> **Problem statement**
Every record should be written out exactly, please.

[Collected data]
______________________________
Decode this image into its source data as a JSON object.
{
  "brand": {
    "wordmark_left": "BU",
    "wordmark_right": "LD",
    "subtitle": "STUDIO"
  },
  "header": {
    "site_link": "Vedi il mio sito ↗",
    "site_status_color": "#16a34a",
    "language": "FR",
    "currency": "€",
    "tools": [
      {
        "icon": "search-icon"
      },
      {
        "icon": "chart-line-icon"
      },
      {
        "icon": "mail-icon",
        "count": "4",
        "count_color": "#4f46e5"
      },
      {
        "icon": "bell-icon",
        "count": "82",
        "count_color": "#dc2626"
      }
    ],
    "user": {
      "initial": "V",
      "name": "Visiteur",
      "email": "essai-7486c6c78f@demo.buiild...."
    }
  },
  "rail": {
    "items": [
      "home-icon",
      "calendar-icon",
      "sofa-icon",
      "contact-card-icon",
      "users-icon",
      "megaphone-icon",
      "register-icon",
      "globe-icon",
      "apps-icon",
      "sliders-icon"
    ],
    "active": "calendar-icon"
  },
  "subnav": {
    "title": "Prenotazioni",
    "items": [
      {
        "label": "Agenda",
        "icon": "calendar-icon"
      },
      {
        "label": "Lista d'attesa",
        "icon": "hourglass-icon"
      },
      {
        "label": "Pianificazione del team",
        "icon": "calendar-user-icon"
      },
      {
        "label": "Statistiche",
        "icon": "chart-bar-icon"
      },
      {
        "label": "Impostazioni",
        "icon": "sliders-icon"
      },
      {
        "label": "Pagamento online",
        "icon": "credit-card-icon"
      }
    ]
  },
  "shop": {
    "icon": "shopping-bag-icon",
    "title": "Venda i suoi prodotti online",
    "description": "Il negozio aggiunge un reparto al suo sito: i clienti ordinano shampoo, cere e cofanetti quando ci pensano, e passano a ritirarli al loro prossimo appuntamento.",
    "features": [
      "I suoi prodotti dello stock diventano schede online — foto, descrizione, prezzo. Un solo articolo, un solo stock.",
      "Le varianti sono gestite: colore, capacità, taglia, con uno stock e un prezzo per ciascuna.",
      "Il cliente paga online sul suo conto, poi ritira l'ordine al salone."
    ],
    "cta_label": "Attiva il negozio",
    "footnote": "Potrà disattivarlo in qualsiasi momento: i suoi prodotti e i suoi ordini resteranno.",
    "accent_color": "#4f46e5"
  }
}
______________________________
> **Task result**
Decode this image into its source data as a JSON object.
{
  "brand": {
    "wordmark_left": "BU",
    "wordmark_right": "LD",
    "subtitle": "STUDIO"
  },
  "header": {
    "site_link": "Vedi il mio sito ↗",
    "site_status_color": "#16a34a",
    "language": "FR",
    "currency": "€",
    "tools": [
      {
        "icon": "search-icon"
      },
      {
        "icon": "chart-line-icon"
      },
      {
        "icon": "mail-icon",
        "count": "4",
        "count_color": "#4f46e5"
      },
      {
        "icon": "bell-icon",
        "count": "82",
        "count_color": "#dc2626"
      }
    ],
    "user": {
      "initial": "V",
      "name": "Visiteur",
      "email": "essai-7486c6c78f@demo.buiild...."
    }
  },
  "rail": {
    "items": [
      "home-icon",
      "calendar-icon",
      "sofa-icon",
      "contact-card-icon",
      "users-icon",
      "megaphone-icon",
      "register-icon",
      "globe-icon",
      "apps-icon",
      "sliders-icon"
    ],
    "active": "calendar-icon"
  },
  "subnav": {
    "title": "Prenotazioni",
    "items": [
      {
        "label": "Agenda",
        "icon": "calendar-icon"
      },
      {
        "label": "Lista d'attesa",
        "icon": "hourglass-icon"
      },
      {
        "label": "Pianificazione del team",
        "icon": "calendar-user-icon"
      },
      {
        "label": "Statistiche",
        "icon": "chart-bar-icon"
      },
      {
        "label": "Impostazioni",
        "icon": "sliders-icon"
      },
      {
        "label": "Pagamento online",
        "icon": "credit-card-icon"
      }
    ]
  },
  "shop": {
    "icon": "shopping-bag-icon",
    "title": "Venda i suoi prodotti online",
    "description": "Il negozio aggiunge un reparto al suo sito: i clienti ordinano shampoo, cere e cofanetti quando ci pensano, e passano a ritirarli al loro prossimo appuntamento.",
    "features": [
      "I suoi prodotti dello stock diventano schede online — foto, descrizione, prezzo. Un solo articolo, un solo stock.",
      "Le varianti sono gestite: colore, capacità, taglia, con uno stock e un prezzo per ciascuna.",
      "Il cliente paga online sul suo conto, poi ritira l'ordine al salone."
    ],
    "cta_label": "Attiva il negozio",
    "footnote": "Potrà disattivarlo in qualsiasi momento: i suoi prodotti e i suoi ordini resteranno.",
    "accent_color": "#4f46e5"
  }
}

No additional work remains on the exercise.